In 1939, sculptor Korczak Ziolkowski received a letter from the Lakota Chief Henry Standing Bear, asking him if he would be interested in creating a monument that “would [let] the white man to know that the red man has great heroes, too.”  He was intrigued.  After years of scouting for the ideal location, Ziolkowski started work on the Crazy Horse Memorial in 1948.  It would be his main work for the rest of his life.

Crazy Horse

The commemorative is a monument and educational center that is intended to memorialize all the Native American cultures and history.  The memorial is a non-profit 501C organization that does not accept any federal or state aid.  All the money used to build the memorial is from donations and entrance fees.  Ziolkowski died in 1982, but the building of Crazy Horse continues.  The non-profit foundation is run by his widow and 7 of his 10 children are associated with the project.

The memorial is designed on a colossal scale.  The final dimensions are planned to be 641 feet wide by 563 feet high.  All four of Mt. Rushmore’s heads would fit into the head of Crazy Horse.  When it is finished, it will be the largest sculpture in the world.  That being said, it will probably not be done in my lifetime.


So what motivates a person to devote one’s life to an endeavor of such magnitude?

Both Borglum and Ziolkowski were labeled crazy or lunatics in their time.  They both died before they saw their life’s work completed.  They are both memorialized along with their sculptures.

If we look at the 4-Drive Theory as a way to understand their motivation we can start to see what drove these men.

Acquire & Achieve – neither man grew rich carving these mountains. There drive was not about acquiring wealth. They did, however, achieve a sense of grandeur and recognition.  Both men were recruited based on their reputations.  Both men had significant public exposure.  They both were bestowed honors in their lifetime and after words.  They knew that by creating these monuments, they themselves would be memorialized.

Bond & Belong – the arduous task of carving a statue out of a mountain required these men to work long, dangerous hours and years with their crews.  This type of togetherness creates special bonds that only develop when people experience hardships together.  In a sense, the people working on the mountain become their own little family.  This is particularly true when placed in the wilderness of the Black Hills.

Challenge & Comprehend – the challenge of sculpting a mountain had to be one of the main drivers for these two.  The sheer audacity of attempting this was mind boggling.
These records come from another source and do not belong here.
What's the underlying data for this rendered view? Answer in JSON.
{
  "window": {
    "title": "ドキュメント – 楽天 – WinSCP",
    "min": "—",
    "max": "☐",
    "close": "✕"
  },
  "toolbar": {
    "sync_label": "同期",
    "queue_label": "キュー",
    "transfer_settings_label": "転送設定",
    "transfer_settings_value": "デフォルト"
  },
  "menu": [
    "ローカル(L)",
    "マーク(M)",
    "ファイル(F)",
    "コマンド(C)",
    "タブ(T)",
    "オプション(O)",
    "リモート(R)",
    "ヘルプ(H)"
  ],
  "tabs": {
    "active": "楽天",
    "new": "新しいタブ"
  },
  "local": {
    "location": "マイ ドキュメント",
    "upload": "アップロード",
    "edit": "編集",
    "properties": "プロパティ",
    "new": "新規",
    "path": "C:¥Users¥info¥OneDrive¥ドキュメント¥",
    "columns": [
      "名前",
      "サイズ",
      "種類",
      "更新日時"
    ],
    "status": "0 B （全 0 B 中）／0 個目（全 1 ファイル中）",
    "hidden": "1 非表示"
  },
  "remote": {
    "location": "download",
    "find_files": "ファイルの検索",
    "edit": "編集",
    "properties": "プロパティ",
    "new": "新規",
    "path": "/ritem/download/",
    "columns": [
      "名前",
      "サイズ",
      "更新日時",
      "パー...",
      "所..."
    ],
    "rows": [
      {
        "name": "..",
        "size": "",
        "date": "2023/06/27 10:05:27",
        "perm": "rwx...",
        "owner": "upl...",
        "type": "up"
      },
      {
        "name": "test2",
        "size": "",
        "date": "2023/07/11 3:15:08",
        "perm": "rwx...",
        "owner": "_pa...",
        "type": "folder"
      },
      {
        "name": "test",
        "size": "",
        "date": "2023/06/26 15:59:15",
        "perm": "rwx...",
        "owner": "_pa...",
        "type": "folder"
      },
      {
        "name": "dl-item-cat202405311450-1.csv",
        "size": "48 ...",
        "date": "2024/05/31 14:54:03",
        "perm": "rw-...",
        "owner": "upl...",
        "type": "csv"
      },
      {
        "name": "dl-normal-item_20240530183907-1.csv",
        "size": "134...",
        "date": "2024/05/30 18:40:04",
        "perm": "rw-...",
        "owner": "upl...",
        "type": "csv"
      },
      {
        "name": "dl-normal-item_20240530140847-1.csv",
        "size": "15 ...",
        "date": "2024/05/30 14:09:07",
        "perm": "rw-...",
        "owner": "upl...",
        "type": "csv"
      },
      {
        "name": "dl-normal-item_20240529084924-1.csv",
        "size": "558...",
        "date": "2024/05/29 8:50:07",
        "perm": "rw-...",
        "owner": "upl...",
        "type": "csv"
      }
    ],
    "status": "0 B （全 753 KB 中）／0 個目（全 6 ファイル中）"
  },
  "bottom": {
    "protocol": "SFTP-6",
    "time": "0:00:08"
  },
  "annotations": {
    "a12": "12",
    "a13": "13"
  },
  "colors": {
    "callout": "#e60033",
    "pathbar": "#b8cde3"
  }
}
Indeed, both Boglum and Ziolkowski developed new ways of working on the mountains.  Boglum in particular mastered a way of using explosives to carve (they could get blast within four inches of the final surface).  I believe that this drive was particularly strong for both of these men.

Define & Defend – once committed to the idea of what they were going to do, both men had to define their dreams and defend their positions.  Both memorials had controversy surrounding them.  Both had to deal with people dismissive of their goals and aspirations.

However, I don’t think that the 4-Drive Theory can fully explain these two men’s motivations.  It is the one fault that I think the theory has.  The 4-Drive Theory does not account for the drive that a passion for something larger than oneself inspires.

I would argue that these men believed that what they were doing was larger than themselves – that in carving these monuments, they were helping the world be a better place.  Borglum stated when he found Mt. Rushmore, “Here is the place!  American history shall march along the skyline.”  Ziolkowski made the mission of Crazy Horse to “protect and preserve the culture, tradition, and living heritage of the North American Indians.”

It is this passion to something greater than oneself that I think drives some of the most creative and most endearing work that people do.

What would you dedicate your life’s work to?

This was a question that I asked myself on the 11 hour drive home from South Dakota.  Was there something that I could become so passionate about that it would fuel me for the rest of my life?   Is there an idea or a cause that would inspire me enough to do until the day I died?

I’m still thinking on that.

Do you have an answer?  If so, please share it with us in the comments section.